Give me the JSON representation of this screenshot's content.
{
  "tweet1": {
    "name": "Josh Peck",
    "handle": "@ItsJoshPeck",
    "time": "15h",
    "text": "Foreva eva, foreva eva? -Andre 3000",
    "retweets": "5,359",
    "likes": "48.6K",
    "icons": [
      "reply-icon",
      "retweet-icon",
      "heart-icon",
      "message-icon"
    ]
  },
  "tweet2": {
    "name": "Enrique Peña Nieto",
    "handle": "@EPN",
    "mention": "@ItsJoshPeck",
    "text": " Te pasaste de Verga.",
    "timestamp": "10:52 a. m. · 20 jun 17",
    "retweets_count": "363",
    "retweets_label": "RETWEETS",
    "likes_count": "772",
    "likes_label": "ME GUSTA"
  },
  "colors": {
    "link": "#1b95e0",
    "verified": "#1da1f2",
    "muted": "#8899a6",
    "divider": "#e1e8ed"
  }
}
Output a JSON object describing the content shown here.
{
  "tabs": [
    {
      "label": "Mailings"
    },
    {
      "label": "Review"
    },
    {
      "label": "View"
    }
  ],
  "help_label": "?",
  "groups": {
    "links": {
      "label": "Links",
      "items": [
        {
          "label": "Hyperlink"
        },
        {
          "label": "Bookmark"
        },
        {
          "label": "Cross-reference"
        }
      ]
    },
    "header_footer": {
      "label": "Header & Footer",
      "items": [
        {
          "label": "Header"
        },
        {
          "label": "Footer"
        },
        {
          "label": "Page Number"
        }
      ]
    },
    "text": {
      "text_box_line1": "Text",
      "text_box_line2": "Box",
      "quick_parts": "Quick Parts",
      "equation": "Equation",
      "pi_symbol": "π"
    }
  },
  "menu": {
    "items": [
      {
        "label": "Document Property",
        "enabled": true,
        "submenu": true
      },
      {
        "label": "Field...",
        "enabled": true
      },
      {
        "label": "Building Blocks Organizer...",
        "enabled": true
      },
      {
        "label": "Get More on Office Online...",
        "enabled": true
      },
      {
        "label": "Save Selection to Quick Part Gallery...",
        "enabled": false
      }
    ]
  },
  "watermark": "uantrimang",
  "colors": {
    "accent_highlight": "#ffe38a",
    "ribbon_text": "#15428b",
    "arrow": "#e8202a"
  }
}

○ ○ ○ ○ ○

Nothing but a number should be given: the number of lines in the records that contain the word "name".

2